*Entries shown*:
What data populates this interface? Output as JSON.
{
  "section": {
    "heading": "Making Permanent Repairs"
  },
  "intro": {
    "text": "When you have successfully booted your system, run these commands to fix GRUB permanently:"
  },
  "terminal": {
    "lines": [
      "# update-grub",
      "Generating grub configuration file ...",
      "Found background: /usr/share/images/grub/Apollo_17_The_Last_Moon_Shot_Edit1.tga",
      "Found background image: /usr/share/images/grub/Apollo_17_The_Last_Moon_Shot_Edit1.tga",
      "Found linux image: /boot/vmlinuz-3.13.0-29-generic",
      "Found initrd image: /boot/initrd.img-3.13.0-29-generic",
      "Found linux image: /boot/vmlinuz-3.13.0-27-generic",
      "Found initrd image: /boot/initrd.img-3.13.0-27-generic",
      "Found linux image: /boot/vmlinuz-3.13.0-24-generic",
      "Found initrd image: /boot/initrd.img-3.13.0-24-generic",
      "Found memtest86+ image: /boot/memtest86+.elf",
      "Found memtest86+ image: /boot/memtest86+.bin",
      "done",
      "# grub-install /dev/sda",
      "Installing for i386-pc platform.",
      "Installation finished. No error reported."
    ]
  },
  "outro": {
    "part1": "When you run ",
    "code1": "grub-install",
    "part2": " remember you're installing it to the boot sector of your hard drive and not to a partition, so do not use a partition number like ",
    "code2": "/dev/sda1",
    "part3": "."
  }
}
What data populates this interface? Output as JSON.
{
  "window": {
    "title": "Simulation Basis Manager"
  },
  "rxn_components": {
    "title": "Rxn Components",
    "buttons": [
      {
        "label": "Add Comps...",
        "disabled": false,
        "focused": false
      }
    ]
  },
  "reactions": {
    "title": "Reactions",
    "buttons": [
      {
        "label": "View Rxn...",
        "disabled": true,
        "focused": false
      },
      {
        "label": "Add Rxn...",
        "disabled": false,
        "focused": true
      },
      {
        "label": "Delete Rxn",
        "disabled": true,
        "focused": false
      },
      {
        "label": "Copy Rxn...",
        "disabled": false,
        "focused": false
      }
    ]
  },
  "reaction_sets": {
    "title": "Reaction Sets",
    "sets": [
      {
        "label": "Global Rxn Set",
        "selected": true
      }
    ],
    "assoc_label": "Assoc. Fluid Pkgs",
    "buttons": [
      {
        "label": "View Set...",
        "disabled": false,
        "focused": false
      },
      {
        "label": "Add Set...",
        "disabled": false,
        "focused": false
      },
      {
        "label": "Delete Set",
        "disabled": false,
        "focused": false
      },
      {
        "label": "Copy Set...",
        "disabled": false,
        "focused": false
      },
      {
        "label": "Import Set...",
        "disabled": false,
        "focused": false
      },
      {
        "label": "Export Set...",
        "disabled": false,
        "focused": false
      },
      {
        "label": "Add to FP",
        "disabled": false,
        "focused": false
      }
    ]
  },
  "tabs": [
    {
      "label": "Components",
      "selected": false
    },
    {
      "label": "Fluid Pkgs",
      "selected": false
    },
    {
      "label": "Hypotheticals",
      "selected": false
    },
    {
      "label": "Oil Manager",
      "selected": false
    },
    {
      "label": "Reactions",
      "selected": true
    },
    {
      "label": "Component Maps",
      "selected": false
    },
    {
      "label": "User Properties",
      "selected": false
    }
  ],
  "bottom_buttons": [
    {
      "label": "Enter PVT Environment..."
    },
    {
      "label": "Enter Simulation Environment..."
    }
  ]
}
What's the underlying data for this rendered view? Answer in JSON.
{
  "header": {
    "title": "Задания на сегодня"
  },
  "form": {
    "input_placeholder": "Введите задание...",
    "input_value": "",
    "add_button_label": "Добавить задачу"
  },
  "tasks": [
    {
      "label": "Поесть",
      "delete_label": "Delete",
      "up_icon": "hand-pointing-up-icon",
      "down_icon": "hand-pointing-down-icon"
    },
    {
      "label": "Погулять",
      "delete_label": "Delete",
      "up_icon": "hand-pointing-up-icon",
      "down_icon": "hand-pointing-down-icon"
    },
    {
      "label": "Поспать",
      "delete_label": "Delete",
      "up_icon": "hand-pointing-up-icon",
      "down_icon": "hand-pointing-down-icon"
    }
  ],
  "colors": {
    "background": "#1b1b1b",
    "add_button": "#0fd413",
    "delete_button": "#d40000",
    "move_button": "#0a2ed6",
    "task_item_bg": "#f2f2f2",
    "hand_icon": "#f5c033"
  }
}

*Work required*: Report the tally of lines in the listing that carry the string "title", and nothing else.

*Task answer*: 5